to share the first sentence (or so) of the book you are reading,
along with your initial thoughts about the sentence,
impressions of the book, or anything else the opener inspires.
Please remember to include the title of the book and the author’s name.

The KabbalistClick on the cover to read more about it

“It was late. A lone monk, clad in a brown habit from head to toe, was making his way down the stairs, cautiously clinging to the railing. Having reached the end of the stairway, he opened the heavy library door, entered and flipped a switch, flooding the spacious hall with light.
The library walls were densely covered with book laden shelves. A rectangular timber table stood at its center, surrounded by wooden benches.”

Fascinating historical mystery on the the Kabbalah, the Templars, and maybe more. There’s a lot going on right now, not sure where everything will converge yet. Unfortunately the art cover art does not do justice to the book. Glad I was approached by the author before seeing the cover!

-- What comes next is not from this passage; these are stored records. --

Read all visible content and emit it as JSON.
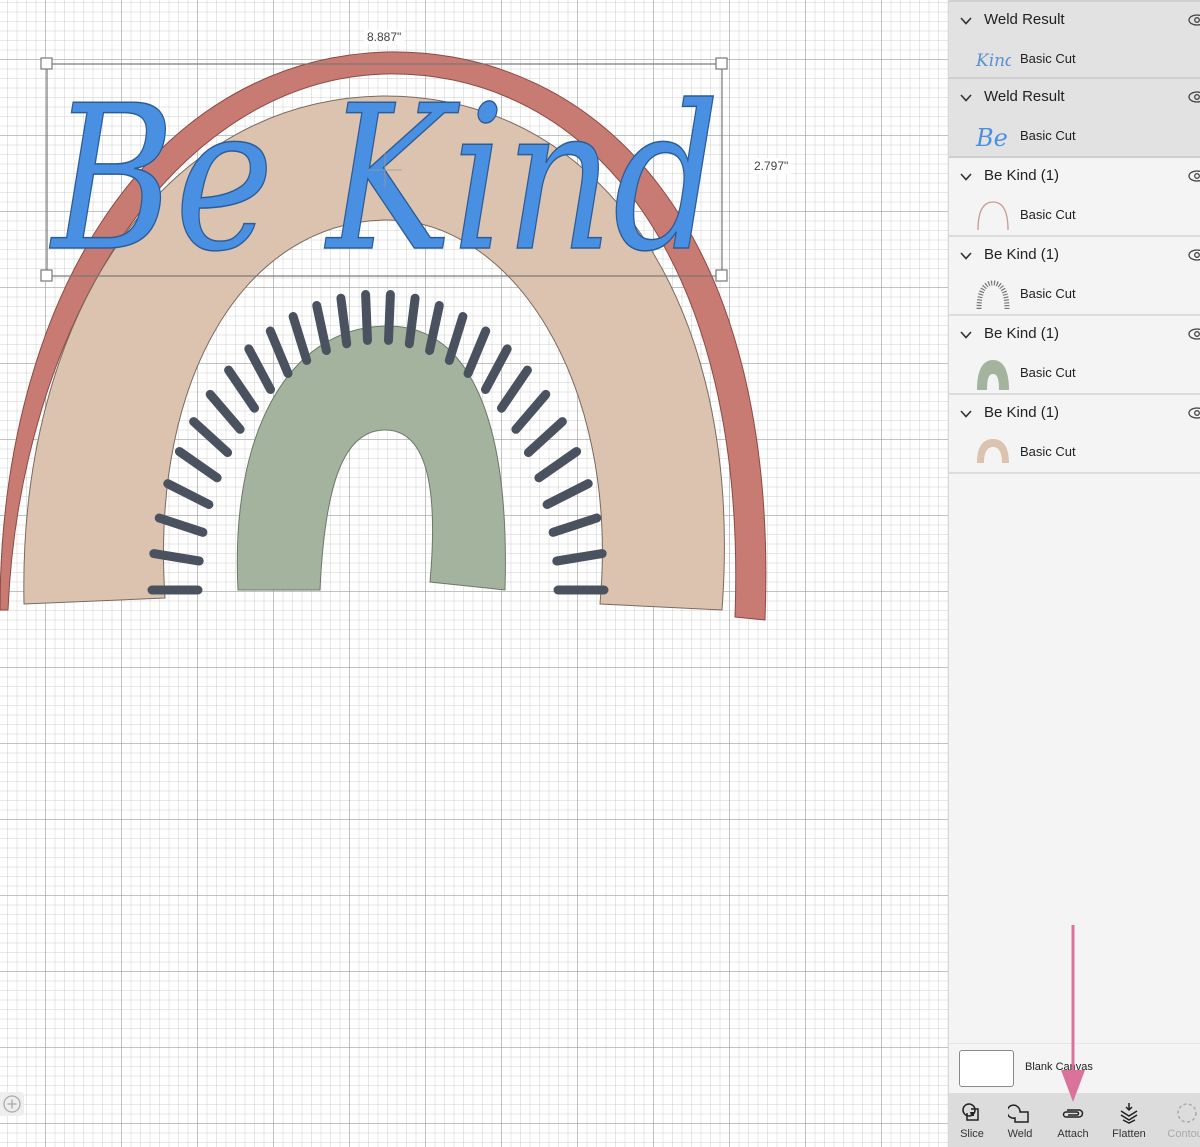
{
  "canvas": {
    "selection": {
      "width_label": "8.887\"",
      "height_label": "2.797\""
    },
    "design_text": "Be Kind",
    "colors": {
      "text_blue": "#4a90e2",
      "outer_arc": "#c87b72",
      "middle_arc": "#dcc3b0",
      "rays": "#4a5260",
      "inner_arc": "#a3b39e"
    },
    "zoom_icon": "zoom-in-icon"
  },
  "layers_panel": {
    "groups": [
      {
        "title": "Weld Result",
        "selected": true,
        "thumbnail": "kind-text-thumbnail",
        "layer_label": "Basic Cut"
      },
      {
        "title": "Weld Result",
        "selected": true,
        "thumbnail": "be-text-thumbnail",
        "layer_label": "Basic Cut"
      },
      {
        "title": "Be Kind (1)",
        "selected": false,
        "thumbnail": "outer-arc-thumbnail",
        "layer_label": "Basic Cut"
      },
      {
        "title": "Be Kind (1)",
        "selected": false,
        "thumbnail": "rays-thumbnail",
        "layer_label": "Basic Cut"
      },
      {
        "title": "Be Kind (1)",
        "selected": false,
        "thumbnail": "green-arc-thumbnail",
        "layer_label": "Basic Cut"
      },
      {
        "title": "Be Kind (1)",
        "selected": false,
        "thumbnail": "tan-arc-thumbnail",
        "layer_label": "Basic Cut"
      }
    ],
    "blank_canvas_label": "Blank Canvas"
  },
  "toolbar": {
    "tools": [
      {
        "label": "Slice",
        "icon": "slice-icon",
        "enabled": true
      },
      {
        "label": "Weld",
        "icon": "weld-icon",
        "enabled": true
      },
      {
        "label": "Attach",
        "icon": "attach-icon",
        "enabled": true
      },
      {
        "label": "Flatten",
        "icon": "flatten-icon",
        "enabled": true
      },
      {
        "label": "Contour",
        "icon": "contour-icon",
        "enabled": false
      }
    ]
  },
  "annotation": {
    "arrow_color": "#d9739b",
    "points_to": "Attach"
  }
}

WOULD YOU KEEP READING?
SHARE YOUR THOUGHTS  IN A COMMENT PLEASE